Table of Contents
ISRN Pharmaceutics
Volume 2014, Article ID 391523, 13 pages
Research Article

High-Amylose Sodium Carboxymethyl Starch Matrices: Development and Characterization of Tramadol Hydrochloride Sustained-Release Tablets for Oral Administration

Faculté de Pharmacie, Université de Montréal, P.O. Box 6128, Downtown Station, Montreal, QC, Canada H3C 3J7

Received 22 January 2014; Accepted 2 March 2014; Published 8 April 2014

Academic Editors: T. M. Bellé Bresolin, K. Goracinova, and R. Zelkó

Copyright © 2014 Teresa Nabais and Grégoire Leclair. This is an open access article distributed under the Creative Commons Attribution License, which permits unrestricted use, distribution, and reproduction in any medium, provided the original work is properly cited.

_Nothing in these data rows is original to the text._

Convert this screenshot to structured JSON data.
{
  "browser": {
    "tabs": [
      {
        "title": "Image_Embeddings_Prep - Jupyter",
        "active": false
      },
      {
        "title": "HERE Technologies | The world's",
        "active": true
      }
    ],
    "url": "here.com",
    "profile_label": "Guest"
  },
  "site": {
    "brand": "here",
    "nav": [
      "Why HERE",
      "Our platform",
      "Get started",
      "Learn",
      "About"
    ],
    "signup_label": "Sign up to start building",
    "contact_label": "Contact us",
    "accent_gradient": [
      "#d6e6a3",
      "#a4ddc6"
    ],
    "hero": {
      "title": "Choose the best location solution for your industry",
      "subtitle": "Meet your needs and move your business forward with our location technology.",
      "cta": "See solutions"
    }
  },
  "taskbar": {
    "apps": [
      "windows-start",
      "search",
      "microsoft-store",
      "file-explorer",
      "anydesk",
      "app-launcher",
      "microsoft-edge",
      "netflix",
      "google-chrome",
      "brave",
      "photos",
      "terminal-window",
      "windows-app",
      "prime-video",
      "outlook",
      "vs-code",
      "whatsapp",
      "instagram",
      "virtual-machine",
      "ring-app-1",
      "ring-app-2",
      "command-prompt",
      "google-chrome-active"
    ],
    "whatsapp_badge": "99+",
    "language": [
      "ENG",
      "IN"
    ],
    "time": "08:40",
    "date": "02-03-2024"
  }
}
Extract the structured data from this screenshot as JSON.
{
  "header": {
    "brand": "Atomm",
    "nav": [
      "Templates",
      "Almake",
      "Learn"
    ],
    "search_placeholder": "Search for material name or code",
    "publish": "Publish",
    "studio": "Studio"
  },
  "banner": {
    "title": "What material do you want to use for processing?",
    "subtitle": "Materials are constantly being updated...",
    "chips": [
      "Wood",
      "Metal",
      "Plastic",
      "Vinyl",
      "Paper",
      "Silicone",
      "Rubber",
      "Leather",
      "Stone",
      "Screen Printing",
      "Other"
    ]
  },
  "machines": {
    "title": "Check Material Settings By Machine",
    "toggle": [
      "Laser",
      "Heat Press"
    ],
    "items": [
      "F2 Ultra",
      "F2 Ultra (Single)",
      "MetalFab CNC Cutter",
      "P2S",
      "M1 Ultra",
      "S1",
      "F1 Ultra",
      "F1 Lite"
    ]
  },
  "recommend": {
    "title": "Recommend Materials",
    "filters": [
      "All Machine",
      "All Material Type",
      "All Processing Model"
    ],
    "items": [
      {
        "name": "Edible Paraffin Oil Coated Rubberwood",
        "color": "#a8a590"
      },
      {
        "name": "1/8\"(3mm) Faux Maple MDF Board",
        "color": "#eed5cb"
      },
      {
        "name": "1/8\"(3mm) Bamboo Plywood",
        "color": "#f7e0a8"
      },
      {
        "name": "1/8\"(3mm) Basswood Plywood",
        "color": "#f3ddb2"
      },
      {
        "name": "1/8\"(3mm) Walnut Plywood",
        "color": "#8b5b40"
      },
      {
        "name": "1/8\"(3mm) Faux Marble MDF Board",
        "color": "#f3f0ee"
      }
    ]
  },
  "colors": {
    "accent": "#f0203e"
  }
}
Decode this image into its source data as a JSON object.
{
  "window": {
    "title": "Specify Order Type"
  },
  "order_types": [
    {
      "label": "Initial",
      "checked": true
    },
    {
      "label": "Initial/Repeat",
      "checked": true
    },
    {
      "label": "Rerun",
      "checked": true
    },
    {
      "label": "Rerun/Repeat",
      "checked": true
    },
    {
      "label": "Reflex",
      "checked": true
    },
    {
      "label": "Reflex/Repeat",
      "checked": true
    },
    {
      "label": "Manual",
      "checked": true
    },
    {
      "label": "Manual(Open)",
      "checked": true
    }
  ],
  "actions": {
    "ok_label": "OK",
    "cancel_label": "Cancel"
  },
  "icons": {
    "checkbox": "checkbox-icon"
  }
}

Substituted amylose (SA) polymers were produced from high-amylose corn starch by etherification of its hydroxyl groups with chloroacetate. Amorphous high-amylose sodium carboxymethyl starch (HASCA), the resulting SA polymer, was spray-dried to obtain an excipient (SD HASCA) with optimal binding and sustained-release (SR) properties. Tablets containing different percentages of SD HASCA and tramadol hydrochloride were produced by direct compression and evaluated for dissolution. Once-daily and twice-daily SD HASCA tablets containing two common dosages of tramadol hydrochloride (100 mg and 200 mg), a freely water-soluble drug, were successfully developed. These SR formulations presented high crushing forces, which facilitate further tablet processing and handling. When exposed to both a pH gradient simulating the pH variations through the gastrointestinal tract and a 40% ethanol medium, a very rigid gel formed progressively at the surface of the tablets providing controlled drug-release properties. These properties indicated that SD HASCA was a promising and robust excipient for oral, sustained drug-release, which may possibly minimize the likelihood of dose dumping and consequent adverse effects, even in the case of coadministration with alcohol.